_Work required:_ Each line of the data that mentions the string "Active" needs to be identified and copied.

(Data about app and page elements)
━━━━━━━━━━━━━━━━━━━━━━━━━━━━━━

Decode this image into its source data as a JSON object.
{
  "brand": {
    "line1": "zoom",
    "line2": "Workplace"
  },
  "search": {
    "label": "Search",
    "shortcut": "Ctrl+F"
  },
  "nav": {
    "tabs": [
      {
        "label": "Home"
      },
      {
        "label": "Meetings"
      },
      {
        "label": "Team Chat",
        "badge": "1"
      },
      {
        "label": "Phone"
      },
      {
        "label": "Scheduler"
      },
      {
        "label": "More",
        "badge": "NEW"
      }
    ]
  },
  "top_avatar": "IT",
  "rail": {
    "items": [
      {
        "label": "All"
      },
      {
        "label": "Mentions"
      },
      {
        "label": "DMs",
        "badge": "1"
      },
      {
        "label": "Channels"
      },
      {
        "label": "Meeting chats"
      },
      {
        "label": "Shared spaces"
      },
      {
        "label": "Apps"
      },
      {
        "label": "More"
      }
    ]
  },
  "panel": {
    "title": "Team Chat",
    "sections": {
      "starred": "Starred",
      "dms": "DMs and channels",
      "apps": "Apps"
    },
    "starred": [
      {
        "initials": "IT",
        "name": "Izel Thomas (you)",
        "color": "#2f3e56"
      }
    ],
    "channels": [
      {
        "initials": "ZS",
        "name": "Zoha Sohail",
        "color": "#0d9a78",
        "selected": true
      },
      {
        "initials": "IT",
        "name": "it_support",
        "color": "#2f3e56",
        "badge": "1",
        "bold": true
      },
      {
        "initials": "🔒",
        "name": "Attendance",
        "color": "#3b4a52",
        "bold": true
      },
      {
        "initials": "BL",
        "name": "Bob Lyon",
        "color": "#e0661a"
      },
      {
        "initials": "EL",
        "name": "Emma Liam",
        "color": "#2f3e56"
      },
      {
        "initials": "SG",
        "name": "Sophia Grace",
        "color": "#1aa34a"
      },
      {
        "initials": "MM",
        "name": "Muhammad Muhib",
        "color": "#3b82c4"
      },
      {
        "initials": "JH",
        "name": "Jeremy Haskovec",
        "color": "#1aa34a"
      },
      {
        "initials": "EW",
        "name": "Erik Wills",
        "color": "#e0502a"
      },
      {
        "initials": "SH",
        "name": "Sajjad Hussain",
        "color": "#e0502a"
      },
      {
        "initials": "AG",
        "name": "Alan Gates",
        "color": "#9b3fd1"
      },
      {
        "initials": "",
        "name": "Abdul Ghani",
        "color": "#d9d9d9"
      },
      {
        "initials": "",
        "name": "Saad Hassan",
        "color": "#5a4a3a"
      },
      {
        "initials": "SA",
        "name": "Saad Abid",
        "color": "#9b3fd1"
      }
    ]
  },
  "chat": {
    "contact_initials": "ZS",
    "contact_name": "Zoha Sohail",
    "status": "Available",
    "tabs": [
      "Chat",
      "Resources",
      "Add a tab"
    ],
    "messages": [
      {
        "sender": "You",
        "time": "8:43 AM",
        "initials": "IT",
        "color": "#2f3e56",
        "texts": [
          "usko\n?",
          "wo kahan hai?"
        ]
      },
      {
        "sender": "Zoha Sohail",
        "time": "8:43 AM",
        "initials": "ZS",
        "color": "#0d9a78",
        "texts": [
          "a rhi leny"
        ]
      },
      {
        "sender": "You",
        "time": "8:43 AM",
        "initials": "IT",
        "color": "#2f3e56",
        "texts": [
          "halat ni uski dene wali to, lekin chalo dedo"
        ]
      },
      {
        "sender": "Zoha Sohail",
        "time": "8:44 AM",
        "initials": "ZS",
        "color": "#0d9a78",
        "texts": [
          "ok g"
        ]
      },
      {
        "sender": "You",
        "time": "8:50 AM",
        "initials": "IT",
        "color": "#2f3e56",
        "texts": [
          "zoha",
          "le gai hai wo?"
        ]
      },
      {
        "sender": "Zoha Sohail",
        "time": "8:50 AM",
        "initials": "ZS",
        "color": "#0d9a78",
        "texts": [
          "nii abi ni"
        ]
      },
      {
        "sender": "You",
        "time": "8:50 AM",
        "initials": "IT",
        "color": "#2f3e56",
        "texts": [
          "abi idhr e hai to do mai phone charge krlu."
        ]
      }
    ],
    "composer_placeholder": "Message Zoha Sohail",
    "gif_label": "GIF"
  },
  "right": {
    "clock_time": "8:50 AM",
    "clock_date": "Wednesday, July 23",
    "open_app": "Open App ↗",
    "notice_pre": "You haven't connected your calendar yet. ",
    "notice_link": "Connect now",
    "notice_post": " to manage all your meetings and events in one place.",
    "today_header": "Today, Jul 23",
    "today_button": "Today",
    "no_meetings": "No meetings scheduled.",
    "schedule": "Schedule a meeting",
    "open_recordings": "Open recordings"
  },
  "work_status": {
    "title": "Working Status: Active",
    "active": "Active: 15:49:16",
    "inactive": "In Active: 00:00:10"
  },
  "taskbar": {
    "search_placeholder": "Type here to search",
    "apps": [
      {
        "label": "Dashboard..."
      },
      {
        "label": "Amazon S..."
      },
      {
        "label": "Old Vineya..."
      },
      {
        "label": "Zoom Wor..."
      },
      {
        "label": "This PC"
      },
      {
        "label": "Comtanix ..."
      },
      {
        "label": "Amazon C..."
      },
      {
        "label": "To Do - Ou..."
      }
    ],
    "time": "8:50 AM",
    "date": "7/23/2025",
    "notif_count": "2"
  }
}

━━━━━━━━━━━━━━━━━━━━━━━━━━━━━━

_Output for this task:_
    "title": "Working Status: Active",
    "active": "Active: 15:49:16",
    "inactive": "In Active: 00:00:10"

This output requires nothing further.